Wisconsin Potatoes: The WWF/WPVGA/UW Collaboration to Implement IPM through Public-Private Partnerships
The partners are working to enhance ecosystem health and grower profitability through pesticide risk use reductions and increased adoption of IPM and other wildlife conservation practices. The original effort began in 1995 with the collection of baseline data and the development of an environmental risk indicator index. The index was developed to help track the reduction of toxic substances entering the environment. The partners are now adapting their risk index into an environmental performance-based label standard (eco-label) to take advantage of third-party independent labels and retailers such as The Food Alliance and Whole Foods Markets. They were recently awarded a WWF panda label for their potatoes. The standard evolves annually as new technological advances or research information becomes available. In 2000-2001, AFT began to help project growers develop economic budgets for their pest management practices. The addition of an economic component to the existing risk index marks the first time that economics has been taken into account in an environmental risk indicator model.
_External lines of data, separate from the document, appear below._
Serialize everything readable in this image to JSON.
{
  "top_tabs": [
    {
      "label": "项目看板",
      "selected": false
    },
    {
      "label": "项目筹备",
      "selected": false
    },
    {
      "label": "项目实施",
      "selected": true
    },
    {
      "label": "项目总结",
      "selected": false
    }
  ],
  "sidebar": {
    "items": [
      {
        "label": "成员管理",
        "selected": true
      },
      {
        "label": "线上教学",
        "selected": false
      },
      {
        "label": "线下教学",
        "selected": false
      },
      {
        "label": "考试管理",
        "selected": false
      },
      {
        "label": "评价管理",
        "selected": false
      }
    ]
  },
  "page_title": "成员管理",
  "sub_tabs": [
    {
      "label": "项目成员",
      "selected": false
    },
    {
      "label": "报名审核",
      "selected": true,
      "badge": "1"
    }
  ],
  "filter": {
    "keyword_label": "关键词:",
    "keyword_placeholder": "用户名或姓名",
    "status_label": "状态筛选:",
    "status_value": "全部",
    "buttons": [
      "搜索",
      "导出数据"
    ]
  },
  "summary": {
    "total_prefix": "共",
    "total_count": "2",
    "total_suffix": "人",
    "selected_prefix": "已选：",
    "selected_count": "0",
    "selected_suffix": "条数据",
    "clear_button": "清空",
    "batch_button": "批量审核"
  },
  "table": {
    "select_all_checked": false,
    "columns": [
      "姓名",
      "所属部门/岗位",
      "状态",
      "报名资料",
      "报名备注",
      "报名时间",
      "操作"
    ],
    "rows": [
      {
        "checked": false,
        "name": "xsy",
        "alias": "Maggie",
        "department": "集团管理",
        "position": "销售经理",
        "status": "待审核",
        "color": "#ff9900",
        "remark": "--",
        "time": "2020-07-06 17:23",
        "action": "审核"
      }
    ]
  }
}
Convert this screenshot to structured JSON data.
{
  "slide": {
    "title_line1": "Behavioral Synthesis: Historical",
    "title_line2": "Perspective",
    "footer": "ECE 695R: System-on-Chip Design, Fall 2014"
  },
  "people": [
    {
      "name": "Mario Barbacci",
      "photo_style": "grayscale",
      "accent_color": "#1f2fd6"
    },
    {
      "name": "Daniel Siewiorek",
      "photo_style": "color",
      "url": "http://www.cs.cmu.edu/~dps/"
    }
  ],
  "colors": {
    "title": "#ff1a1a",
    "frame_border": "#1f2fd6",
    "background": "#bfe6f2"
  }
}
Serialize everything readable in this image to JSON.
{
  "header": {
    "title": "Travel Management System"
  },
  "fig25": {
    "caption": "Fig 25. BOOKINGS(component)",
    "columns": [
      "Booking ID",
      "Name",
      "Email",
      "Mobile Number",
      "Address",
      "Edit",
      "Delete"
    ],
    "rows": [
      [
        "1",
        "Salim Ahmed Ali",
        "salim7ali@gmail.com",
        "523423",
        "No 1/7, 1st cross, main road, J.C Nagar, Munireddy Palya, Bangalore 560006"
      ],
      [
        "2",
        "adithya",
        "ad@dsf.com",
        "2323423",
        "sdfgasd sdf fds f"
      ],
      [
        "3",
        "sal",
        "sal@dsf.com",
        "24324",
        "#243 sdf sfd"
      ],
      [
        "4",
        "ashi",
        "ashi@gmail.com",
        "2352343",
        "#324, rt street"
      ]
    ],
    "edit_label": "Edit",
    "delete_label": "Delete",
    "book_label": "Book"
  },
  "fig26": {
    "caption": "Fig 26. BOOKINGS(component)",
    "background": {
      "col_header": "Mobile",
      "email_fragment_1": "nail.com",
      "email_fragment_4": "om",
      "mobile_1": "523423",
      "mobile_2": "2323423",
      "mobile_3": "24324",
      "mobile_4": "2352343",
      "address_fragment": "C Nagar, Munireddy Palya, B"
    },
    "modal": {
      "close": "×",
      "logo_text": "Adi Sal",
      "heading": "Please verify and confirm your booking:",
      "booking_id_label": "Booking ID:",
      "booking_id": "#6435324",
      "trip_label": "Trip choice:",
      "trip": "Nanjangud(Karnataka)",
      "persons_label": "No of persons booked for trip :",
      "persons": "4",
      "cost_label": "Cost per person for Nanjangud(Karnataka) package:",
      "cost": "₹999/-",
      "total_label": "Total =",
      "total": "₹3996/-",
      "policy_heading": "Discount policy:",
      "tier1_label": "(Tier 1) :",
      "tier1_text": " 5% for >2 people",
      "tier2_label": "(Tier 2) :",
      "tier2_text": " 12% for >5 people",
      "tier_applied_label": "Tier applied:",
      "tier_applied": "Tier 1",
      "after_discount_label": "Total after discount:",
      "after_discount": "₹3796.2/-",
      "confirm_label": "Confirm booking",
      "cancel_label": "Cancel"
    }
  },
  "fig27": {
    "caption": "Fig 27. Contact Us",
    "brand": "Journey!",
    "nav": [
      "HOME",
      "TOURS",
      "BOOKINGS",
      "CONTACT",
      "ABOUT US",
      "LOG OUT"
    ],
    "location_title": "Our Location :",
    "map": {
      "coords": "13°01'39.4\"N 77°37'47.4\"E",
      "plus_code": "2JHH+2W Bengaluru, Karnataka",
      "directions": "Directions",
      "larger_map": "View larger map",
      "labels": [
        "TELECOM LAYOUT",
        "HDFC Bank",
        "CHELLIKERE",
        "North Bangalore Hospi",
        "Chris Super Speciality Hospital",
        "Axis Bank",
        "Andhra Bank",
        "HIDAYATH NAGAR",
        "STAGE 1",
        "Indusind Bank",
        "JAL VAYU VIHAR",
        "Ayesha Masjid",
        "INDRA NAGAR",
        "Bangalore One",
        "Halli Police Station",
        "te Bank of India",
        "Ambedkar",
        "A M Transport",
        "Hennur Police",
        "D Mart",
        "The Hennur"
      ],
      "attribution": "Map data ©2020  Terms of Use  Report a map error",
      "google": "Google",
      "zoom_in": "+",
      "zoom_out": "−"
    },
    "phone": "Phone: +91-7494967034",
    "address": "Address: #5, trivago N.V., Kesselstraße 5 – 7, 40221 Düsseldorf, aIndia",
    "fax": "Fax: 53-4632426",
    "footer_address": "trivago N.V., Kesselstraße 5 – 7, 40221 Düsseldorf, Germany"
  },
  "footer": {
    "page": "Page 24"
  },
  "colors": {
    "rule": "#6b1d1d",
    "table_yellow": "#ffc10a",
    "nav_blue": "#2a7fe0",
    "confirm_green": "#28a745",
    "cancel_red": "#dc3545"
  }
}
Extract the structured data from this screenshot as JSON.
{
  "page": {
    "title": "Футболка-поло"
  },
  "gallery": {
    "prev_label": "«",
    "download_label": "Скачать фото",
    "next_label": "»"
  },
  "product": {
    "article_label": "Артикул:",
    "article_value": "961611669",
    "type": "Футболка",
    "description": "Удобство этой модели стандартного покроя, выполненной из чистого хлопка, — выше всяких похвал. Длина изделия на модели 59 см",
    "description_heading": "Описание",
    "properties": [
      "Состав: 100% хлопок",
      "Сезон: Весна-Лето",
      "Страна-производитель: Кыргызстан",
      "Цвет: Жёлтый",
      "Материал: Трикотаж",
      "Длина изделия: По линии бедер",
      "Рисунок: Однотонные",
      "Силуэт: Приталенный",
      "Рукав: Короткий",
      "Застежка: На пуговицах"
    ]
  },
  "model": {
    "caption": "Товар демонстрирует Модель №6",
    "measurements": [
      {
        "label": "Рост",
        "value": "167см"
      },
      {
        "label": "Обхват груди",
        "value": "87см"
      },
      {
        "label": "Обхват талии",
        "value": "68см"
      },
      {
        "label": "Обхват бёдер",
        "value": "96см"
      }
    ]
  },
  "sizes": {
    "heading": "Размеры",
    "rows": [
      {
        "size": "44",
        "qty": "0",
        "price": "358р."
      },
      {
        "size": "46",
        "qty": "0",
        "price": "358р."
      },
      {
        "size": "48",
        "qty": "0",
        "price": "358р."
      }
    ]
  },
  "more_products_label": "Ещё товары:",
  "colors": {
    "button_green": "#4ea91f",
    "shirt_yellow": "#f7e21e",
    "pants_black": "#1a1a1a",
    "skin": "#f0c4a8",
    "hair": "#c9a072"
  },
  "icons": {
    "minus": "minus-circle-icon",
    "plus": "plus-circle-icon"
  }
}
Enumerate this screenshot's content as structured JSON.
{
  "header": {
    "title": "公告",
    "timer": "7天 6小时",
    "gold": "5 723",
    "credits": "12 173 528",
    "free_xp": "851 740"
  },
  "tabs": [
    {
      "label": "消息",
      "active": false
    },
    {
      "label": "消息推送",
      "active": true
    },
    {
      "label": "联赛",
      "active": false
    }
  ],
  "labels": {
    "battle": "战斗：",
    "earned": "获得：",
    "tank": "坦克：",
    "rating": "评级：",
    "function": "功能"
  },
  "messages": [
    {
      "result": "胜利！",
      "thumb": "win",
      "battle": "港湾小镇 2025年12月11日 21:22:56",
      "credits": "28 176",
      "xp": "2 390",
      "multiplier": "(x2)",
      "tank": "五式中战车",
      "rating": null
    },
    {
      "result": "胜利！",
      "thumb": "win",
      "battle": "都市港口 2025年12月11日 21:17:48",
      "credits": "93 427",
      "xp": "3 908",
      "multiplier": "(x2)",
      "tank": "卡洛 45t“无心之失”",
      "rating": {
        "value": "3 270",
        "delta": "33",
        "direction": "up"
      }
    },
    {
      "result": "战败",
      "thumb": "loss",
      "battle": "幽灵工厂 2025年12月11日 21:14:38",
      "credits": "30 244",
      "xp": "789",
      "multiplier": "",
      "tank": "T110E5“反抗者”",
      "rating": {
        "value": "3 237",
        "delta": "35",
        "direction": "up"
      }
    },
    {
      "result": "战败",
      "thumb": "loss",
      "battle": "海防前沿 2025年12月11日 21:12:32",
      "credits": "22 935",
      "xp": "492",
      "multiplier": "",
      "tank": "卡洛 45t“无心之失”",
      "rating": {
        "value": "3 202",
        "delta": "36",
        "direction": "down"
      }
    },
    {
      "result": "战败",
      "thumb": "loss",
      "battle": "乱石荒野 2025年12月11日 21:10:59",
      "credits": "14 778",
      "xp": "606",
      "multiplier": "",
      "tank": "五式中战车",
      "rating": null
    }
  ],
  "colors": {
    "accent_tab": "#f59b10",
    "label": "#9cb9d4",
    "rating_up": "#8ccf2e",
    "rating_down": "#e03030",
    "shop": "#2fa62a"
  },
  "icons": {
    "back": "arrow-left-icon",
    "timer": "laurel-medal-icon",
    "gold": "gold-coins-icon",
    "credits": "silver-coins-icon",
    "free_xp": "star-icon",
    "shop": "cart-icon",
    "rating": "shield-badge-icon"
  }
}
Participating growers have reduced pesticide toxicity of 11 targeted compounds by 37 percent from the 1995 base line. Currently, 18 growers representing more than 10,000 acres of potatoes are enrolled for the 2001 growing season. Each grower receives a customized BioIPM management plan, opportunities to share information with other IPM innovators, individual consultations with the UW-IPM team, economic analysis of their IPM practices and input in the on-going discussions of the planned eco-label. The economic analysis provides each grower with a customized spreadsheet that automatically calculates the cost of each pesticide application and the number of toxicity units applied. Cumulative, additive spreadsheets are maintained for each farm and for the entire project, showing the progress farms are making in controlling costs and reducing toxicity units.